We didn’t anticipate having children this close in age gap.
But God knows and sees and has a greater plan. And I think in His wisdom, He saw the potential for her to grow through these precious life lessons so much more than what DH and I, in our limited view could have given her, even with our fullest dedicated attention for a year or few more months of her being the only child.
In a few days time, her brother will be the age that she was when he was born. And I hope that he will follow his sister’s example in this regard.
DD received a number of marker sets for Christmas gifts. Admittedly, daughter was tons more excited than mother…because it was a new medium for her art and craft time, and a new medium for me to worry about falling into the wrong hands, i.e. those of her brother!
So the markers sit on the highest shelf, out of sight (we hope!) to the children and accessible only to mommy and daddy. Ah. You wouldn’t believe the number of things we have piled on the high shelves…but that’s a post for another day. 🙂
For now…you will need just an artblock sheet and said markers.
1. On your artblock sheet, draw the letter i.
2. Hand the markers to your child and descend into free art territory. (These Ikea markers are plenty useful to explain inking as an art technique, thanks Auntie Winnie!)
3. Done! Stickers are optional 😉
The love of God is greater far
Than tongue or pen can ever tell…
Could we with ink the ocean fill,
And were the skies of parchment made,
Were every stalk on earth a quill,
And every man a scribe by trade,
To write the love of God above,
Would drain the ocean dry.
Nor could the scroll contain the whole,
Though stretched from sky to sky.
O love of God, how rich and pure!
How measureless and strong!
It shall forevermore endure
The saints’ and angels’ song.
Lyrics and Composer: Frederick M. Lehman, 1917
I came across an interesting statement in the chapter “Mothers and Sons” from James Dobson’s book titled “Bringing Up Boys”.
He writes that a study found that “The presence of parents is very beneficial at four key times of the day – early morning, after school, dinnertime, and bedtime. When that regular contact is combined with other shared activities between parents and kids, the most positive outcome is achieved.”
As a working parent, I already wrestle with the fact that I am not able to spend full days with my children. And unfair judgements from well-meaning but unknowing people only serve to discourage further a mother who works because she has to, not because she wants to. Life and circumstances are too complicated for people to make simplistic judgements about working mothers and stay-at-home mothers. Every person is faced with a unique set of challenges and pitfalls, and each is as much prone to failing as having potential to succeed at parenting.
But it is heartening for me at least, to be encouraged and know that while we make do with our present circumstances, we can still make a difference through the effort to be at breakfast with them before we leave for work, be home for dinner and ensure that bedtime is kept as a sacred family time to spend together to talk, play, read and finally pray together before we sleep.
In a week requiring us to adjust back to routine after spending a long holiday break with the children, it was chicken soup for this working parent’s soul.
It is weird how we start wanting to use the specific faculties of our bodies that are injured, most of all when they are injured.
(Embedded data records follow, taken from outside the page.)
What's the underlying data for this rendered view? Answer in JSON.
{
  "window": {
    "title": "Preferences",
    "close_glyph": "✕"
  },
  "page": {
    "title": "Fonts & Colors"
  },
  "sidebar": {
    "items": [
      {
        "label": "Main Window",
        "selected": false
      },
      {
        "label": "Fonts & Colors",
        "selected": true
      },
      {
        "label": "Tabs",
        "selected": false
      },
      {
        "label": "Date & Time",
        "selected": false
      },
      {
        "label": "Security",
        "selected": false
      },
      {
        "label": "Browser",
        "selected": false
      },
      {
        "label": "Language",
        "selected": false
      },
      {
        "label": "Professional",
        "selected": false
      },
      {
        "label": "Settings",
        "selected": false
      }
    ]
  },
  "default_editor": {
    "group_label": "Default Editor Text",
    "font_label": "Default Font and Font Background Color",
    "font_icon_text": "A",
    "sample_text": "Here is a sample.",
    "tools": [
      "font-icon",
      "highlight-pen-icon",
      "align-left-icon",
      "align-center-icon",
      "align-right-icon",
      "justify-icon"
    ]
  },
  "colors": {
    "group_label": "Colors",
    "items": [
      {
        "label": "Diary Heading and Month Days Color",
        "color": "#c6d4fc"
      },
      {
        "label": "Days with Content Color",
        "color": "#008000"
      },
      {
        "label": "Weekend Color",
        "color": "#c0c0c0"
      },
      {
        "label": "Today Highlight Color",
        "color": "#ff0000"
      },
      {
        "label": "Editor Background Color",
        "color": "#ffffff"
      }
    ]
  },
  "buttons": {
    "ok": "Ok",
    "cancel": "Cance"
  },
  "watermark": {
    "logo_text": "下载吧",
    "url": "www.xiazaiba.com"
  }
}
Over the new year weekend, DD fell and cut her lower lip which resulted in two angry looking ulcers on her lower lip.
And I dropped my spectacles. The right lens splintered into a series of cracks, rendering me blind for a night and a morning until the optician gave me a pair of temporary disposable contacts to tide over the week while waiting for a new pair.
DD has not stopped talking nineteen to the dozen ever since. She talks and talks and talks despite us telling her to give her lips a rest and let the cut heal.
And I (ahem) have been retreating to a quiet corner every chance I get, attempting to cram a non-fiction and fiction book at the same time. After telling DH that I was going to give myself a vacation from the blog so I could let my eyes rest.
We are incorrigible.